Updated: Nov 20, 2019
Designed by Rolf Sagel and André Spil and published by Capstone Games, this is a recent second edition of a game that was first published in 2013. The new edition is distributed in the UK by Asmodee (formerly Esdevium) and it incorporates some new and improved components as well as refinements to the rules.
As the name suggests, Wildcatters is a game about the oil industry. Players represent global oil conglomerates that are exploring for oil, refining it and delivering it to market. During the course of the game players have to develop their own infrastructure – building drilling rigs, pump jacks (no – we’d never heard this term before either), refineries, oil tankers and railway links, so this is a game predicated on what economists refer to as vertical integration. Although Wildcatters is not a worker placement game, workers are used as a key resource, as are the shares that players own in their own and each other’s oil companies.
Wildcatters plays with 2 to 4 players and a game is run over 7 or 8 rounds, depending on the number of players. It is a fairly heavy euro game because players need to put together a lot of different pieces to get a productive ‘engine’. That inevitably means there is a lot going on, but the clear rules and player aids make the whole thing manageable. Many of the actions available to players are expensive, in terms of the workers that need to be used, and an interesting mechanic in this game is the option for players to piggyback on each other’s actions (taking the same action for a reduced cost). This can lead to a degree of brinkmanship with players deliberately foregoing a desirable action in the hope that they can benefit from a rival paying to take that action. Players can also use each other’s infrastructure at the cost of paying the opponent with shares of the borrower’s company.

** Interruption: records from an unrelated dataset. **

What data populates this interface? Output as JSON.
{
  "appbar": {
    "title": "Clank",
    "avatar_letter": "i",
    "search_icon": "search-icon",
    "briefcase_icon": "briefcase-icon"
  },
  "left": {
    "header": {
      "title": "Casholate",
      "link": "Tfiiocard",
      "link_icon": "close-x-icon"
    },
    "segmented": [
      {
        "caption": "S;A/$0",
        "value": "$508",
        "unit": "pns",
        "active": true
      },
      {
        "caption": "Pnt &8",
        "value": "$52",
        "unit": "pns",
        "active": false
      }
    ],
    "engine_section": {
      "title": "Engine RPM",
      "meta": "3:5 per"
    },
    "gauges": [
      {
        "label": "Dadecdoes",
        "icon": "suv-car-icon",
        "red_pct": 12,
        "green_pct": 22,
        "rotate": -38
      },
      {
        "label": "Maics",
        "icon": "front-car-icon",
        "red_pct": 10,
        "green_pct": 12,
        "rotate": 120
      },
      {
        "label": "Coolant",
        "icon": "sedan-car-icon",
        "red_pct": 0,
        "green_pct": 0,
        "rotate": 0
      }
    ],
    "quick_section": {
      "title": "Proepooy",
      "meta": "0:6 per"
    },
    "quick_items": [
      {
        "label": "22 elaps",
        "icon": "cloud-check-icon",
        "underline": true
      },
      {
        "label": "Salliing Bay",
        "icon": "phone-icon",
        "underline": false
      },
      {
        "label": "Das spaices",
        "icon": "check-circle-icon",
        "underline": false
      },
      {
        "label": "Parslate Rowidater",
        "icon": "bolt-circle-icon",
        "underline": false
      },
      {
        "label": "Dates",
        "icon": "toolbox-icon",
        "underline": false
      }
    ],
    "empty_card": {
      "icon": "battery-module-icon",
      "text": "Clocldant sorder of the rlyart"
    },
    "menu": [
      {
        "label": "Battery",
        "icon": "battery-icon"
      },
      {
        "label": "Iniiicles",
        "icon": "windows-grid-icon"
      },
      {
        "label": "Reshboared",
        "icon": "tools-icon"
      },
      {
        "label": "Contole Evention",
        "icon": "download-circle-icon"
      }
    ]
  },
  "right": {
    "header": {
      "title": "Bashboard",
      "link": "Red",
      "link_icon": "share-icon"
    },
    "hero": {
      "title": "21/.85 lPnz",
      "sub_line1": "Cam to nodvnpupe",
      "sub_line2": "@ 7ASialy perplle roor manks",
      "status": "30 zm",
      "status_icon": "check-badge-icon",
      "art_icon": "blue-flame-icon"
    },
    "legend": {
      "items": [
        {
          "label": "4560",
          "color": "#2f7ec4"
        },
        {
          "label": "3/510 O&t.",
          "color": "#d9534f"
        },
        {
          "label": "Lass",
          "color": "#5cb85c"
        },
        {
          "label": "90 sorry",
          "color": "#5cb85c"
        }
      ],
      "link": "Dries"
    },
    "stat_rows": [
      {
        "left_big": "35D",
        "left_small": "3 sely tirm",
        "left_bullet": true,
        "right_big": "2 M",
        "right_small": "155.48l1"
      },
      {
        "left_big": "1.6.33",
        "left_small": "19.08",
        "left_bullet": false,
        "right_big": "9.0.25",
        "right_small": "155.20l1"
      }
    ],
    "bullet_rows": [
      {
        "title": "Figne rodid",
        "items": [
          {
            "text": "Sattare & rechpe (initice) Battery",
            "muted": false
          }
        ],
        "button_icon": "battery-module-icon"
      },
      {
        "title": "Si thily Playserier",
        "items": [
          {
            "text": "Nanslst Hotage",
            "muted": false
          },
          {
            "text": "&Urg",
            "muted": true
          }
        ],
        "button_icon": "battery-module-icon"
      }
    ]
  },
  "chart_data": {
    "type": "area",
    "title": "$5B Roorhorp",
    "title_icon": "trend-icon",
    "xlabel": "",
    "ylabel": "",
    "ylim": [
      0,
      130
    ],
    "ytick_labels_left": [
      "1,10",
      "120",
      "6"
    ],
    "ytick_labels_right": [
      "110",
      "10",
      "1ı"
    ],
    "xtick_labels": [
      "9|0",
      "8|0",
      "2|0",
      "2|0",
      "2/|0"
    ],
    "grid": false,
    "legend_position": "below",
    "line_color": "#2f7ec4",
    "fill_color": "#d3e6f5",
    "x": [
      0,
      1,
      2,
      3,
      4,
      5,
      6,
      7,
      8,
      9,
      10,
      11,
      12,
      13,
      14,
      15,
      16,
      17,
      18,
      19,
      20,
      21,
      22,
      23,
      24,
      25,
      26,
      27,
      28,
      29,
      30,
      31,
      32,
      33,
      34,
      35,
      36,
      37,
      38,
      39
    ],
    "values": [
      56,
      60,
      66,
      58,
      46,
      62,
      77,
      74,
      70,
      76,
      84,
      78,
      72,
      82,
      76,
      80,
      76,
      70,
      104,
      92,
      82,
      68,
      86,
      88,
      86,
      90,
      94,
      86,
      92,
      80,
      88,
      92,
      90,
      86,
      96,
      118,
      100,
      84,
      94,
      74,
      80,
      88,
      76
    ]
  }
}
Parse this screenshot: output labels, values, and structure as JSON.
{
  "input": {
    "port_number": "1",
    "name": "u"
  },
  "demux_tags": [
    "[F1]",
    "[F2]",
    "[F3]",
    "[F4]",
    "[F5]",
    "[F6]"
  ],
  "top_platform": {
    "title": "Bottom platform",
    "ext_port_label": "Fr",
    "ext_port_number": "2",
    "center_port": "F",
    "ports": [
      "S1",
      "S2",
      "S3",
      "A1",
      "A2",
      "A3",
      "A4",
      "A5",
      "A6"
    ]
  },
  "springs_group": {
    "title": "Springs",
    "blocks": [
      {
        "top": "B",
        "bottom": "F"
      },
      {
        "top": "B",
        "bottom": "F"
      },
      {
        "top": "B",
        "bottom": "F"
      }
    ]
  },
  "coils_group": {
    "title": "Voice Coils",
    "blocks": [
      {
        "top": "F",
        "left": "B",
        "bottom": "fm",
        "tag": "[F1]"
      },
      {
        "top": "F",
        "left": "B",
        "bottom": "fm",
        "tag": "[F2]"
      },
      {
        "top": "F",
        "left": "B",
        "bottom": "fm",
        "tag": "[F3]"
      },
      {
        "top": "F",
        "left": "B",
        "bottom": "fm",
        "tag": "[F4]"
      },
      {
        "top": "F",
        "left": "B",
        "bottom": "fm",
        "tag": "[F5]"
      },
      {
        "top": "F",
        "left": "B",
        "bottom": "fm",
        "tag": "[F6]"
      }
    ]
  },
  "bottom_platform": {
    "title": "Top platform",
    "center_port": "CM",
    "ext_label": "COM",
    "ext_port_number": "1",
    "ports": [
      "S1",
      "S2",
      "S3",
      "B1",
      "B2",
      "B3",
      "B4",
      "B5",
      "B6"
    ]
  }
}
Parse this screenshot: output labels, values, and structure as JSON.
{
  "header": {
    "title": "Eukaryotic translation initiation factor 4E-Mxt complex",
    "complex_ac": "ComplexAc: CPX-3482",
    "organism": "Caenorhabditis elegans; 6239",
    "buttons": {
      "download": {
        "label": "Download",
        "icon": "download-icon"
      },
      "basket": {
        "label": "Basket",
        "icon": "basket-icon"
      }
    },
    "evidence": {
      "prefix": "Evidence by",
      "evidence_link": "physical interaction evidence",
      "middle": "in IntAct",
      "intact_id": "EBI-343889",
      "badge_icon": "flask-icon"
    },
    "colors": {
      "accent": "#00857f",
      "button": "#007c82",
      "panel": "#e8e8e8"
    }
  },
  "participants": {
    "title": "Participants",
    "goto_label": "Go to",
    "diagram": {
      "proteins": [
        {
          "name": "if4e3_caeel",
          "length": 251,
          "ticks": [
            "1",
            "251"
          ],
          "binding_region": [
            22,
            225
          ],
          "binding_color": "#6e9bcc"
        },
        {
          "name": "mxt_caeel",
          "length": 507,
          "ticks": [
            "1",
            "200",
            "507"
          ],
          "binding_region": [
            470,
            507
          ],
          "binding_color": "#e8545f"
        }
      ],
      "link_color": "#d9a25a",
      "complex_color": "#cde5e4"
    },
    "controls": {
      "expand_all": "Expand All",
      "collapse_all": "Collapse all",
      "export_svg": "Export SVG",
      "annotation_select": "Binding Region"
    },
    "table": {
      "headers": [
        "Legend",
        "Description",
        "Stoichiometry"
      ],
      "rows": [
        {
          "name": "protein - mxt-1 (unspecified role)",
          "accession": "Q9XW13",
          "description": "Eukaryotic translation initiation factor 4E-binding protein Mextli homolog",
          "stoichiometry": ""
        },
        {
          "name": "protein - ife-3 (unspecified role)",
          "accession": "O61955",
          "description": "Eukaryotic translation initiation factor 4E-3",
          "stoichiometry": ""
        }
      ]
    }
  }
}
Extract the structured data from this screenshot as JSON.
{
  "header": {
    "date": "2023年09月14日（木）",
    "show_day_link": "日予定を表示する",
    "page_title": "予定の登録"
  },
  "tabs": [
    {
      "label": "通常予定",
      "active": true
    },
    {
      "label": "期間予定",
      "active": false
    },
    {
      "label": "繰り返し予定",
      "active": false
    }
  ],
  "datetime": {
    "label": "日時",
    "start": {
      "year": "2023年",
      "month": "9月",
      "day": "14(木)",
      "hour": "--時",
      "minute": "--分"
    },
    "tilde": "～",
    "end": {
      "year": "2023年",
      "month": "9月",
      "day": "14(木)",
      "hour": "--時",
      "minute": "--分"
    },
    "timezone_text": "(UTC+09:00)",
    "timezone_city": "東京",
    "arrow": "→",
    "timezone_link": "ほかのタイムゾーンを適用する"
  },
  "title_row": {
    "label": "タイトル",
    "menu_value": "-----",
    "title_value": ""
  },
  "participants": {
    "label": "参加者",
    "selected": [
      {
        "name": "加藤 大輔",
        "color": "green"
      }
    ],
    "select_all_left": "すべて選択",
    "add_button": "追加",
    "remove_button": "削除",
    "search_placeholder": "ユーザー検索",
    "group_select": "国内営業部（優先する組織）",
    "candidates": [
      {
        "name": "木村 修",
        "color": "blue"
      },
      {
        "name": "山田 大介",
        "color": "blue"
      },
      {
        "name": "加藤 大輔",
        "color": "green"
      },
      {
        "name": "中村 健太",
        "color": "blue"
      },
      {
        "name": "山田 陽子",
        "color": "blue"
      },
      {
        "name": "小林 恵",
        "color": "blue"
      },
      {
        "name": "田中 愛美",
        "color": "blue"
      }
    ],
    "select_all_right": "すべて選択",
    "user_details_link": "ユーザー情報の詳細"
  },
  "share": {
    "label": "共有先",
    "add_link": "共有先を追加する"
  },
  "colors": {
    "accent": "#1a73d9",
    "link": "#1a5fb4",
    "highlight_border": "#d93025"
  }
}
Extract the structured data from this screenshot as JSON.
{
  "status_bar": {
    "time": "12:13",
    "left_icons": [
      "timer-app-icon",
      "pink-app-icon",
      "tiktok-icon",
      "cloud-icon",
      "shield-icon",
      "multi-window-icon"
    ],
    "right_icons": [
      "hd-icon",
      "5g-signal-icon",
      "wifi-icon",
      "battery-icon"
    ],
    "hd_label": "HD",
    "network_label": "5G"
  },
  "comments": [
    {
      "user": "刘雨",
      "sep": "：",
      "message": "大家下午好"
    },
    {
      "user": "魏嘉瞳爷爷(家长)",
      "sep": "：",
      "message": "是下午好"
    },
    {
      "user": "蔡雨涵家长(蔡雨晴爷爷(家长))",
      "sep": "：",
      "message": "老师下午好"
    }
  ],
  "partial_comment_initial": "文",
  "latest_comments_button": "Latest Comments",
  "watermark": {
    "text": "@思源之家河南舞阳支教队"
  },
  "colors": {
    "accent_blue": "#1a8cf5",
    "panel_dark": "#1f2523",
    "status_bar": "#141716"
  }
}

Because there are so many stages to go through, it can be difficult for players to see exactly how their actions are going to translate to end-game victory points, especially the first time they play. Despite this, Wildcatters is an engrossing game where players quickly get wrapped up in the theme. With players piggybacking actions, using each other’s infrastructure and competing in auctions, Wildcatters is a game with a high degree of player interaction but, unusually for such games, this isn’t, in the main, a ‘take that’ game where players are directly wrecking each other's points engines. The principal exception is that players may deliberately try to get opponents to run down their share capital in order to force them to take loans from the bank. These cost nearly double to repay and heavily penalise players if they remain unpaid at the end of the game…
Don’t be put off by the drab and seemingly irrelevantly illustrated box. Open it up and you’ll find inside that Wildcatters is beautifully produced with attractive wooden components and a visually appealing world map playing board. It feels slightly odd that the game uses a mix of cards and tokens to represent the workers and shares – we were puzzled why they didn’t just supply cards rather than the coin-like tokens to represent '5 workers' and '4 shares'. Another small gripe was that the tiny wooden oil barrels are fiddly and, being barrel shaped (or rather cylindrical) , they do have an annoying tendency to roll about. It’s also unfortunate that the green and blue player colours can be hard to distinguish in certain lighting. These are all small gripes, however, for what is a very strong game that rewards the time it takes to learn and the two hours or so that it takes to play.